*** Information supplied ***
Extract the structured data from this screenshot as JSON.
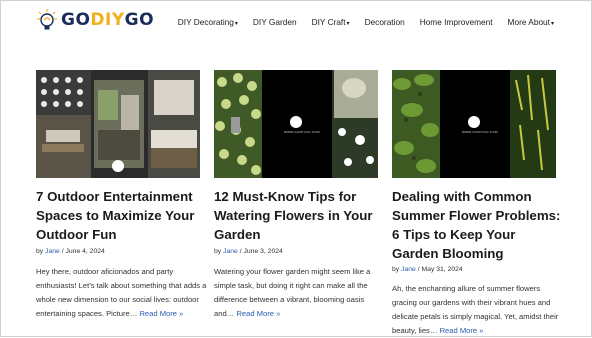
{
  "brand": {
    "part1": "GO",
    "part2": "DIY",
    "part3": "GO"
  },
  "nav": {
    "items": [
      "DIY Decorating",
      "DIY Garden",
      "DIY Craft",
      "Decoration",
      "Home Improvement",
      "More About"
    ]
  },
  "thumb_caption": "WWW.GODIYGO.COM",
  "posts": [
    {
      "title_lines": [
        "7 Outdoor Entertainment",
        "Spaces to Maximize Your",
        "Outdoor Fun"
      ],
      "by": "by",
      "author": "Jane",
      "sep": "/",
      "date": "June 4, 2024",
      "excerpt_lines": [
        "Hey there, outdoor aficionados and party",
        "enthusiasts! Let’s talk about something that adds a",
        "whole new dimension to our social lives: outdoor",
        "entertaining spaces. Picture…"
      ],
      "read_more": "Read More »"
    },
    {
      "title_lines": [
        "12 Must-Know Tips for",
        "Watering Flowers in Your",
        "Garden"
      ],
      "by": "by",
      "author": "Jane",
      "sep": "/",
      "date": "June 3, 2024",
      "excerpt_lines": [
        "Watering your flower garden might seem like a",
        "simple task, but doing it right can make all the",
        "difference between a vibrant, blooming oasis",
        "and…"
      ],
      "read_more": "Read More »"
    },
    {
      "title_lines": [
        "Dealing with Common",
        "Summer Flower Problems:",
        "6 Tips to Keep Your",
        "Garden Blooming"
      ],
      "by": "by",
      "author": "Jane",
      "sep": "/",
      "date": "May 31, 2024",
      "excerpt_lines": [
        "Ah, the enchanting allure of summer flowers",
        "gracing our gardens with their vibrant hues and",
        "delicate petals is simply magical. Yet, amidst their",
        "beauty, lies…"
      ],
      "read_more": "Read More »"
    }
  ]
}
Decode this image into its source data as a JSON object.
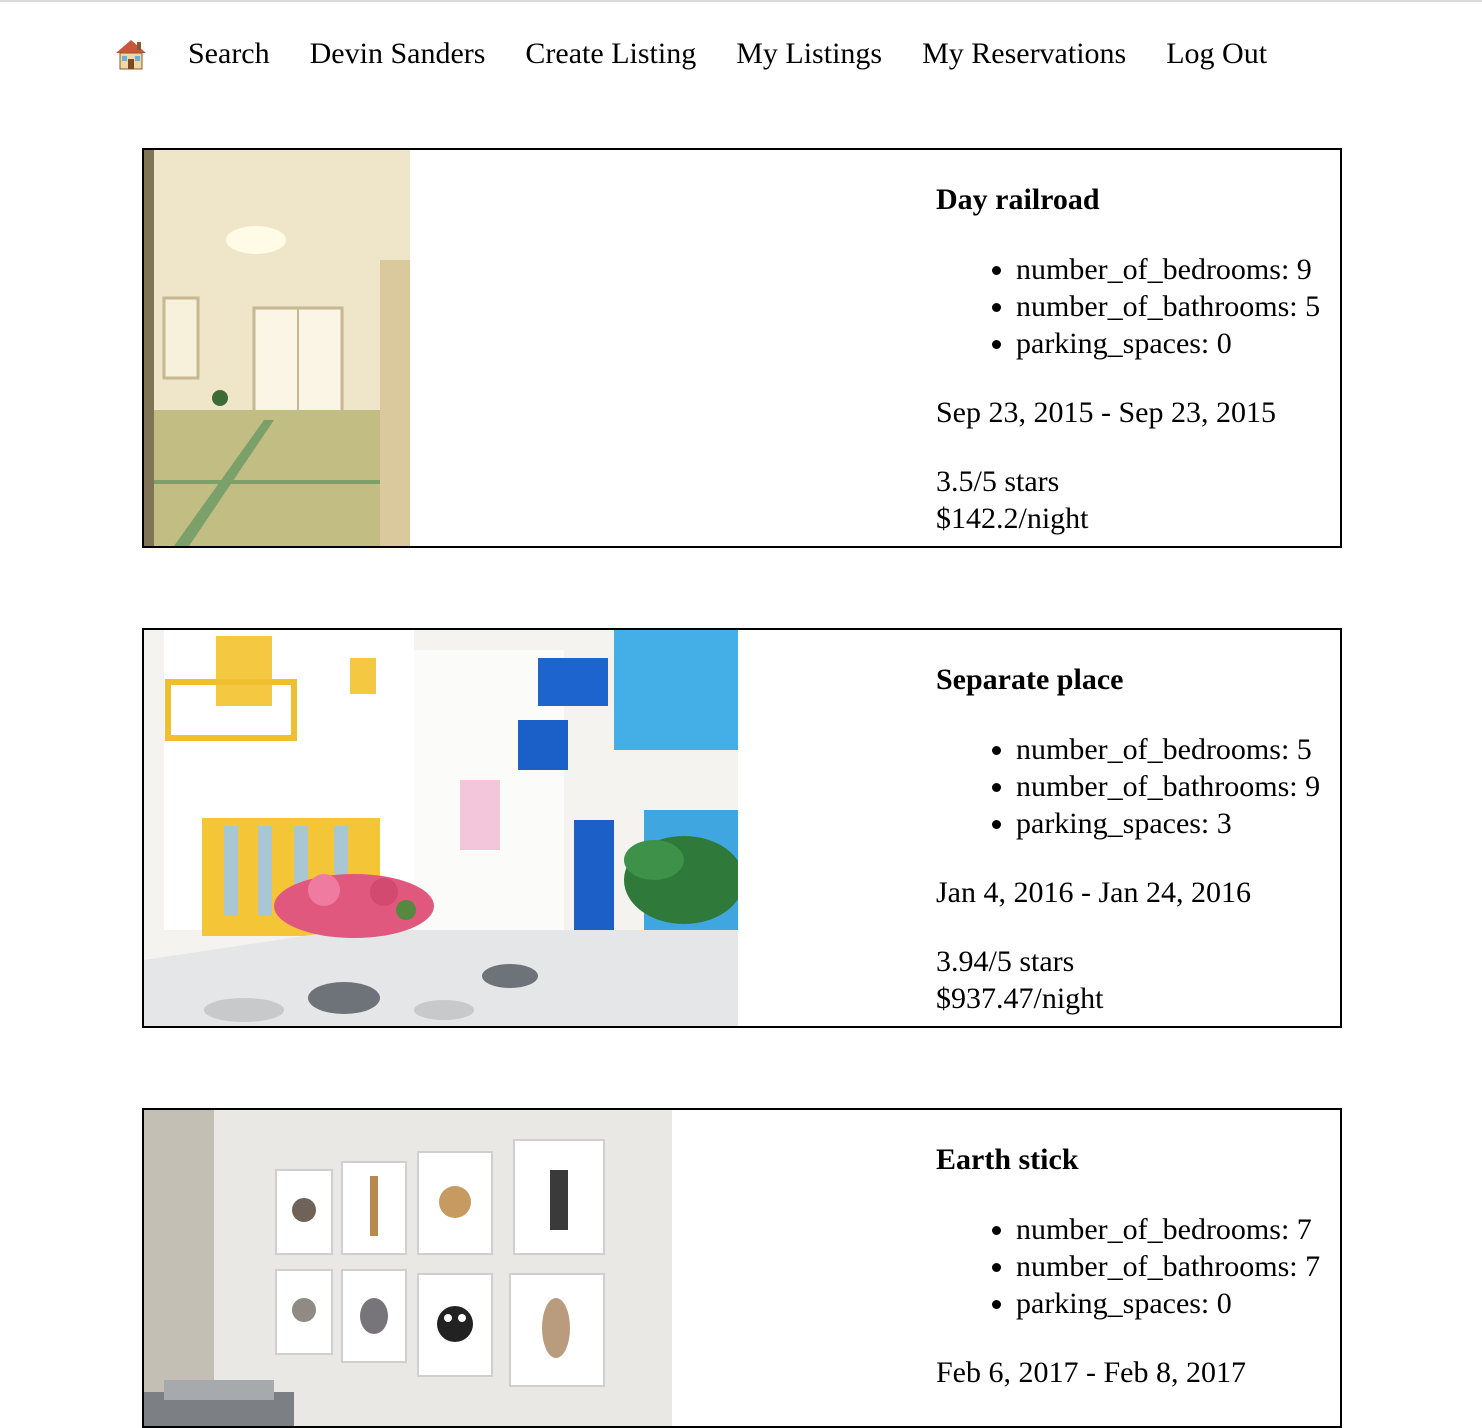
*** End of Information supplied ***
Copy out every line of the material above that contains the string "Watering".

» Written reply
        "Watering Flowers in Your",
        "Watering your flower garden might seem like a",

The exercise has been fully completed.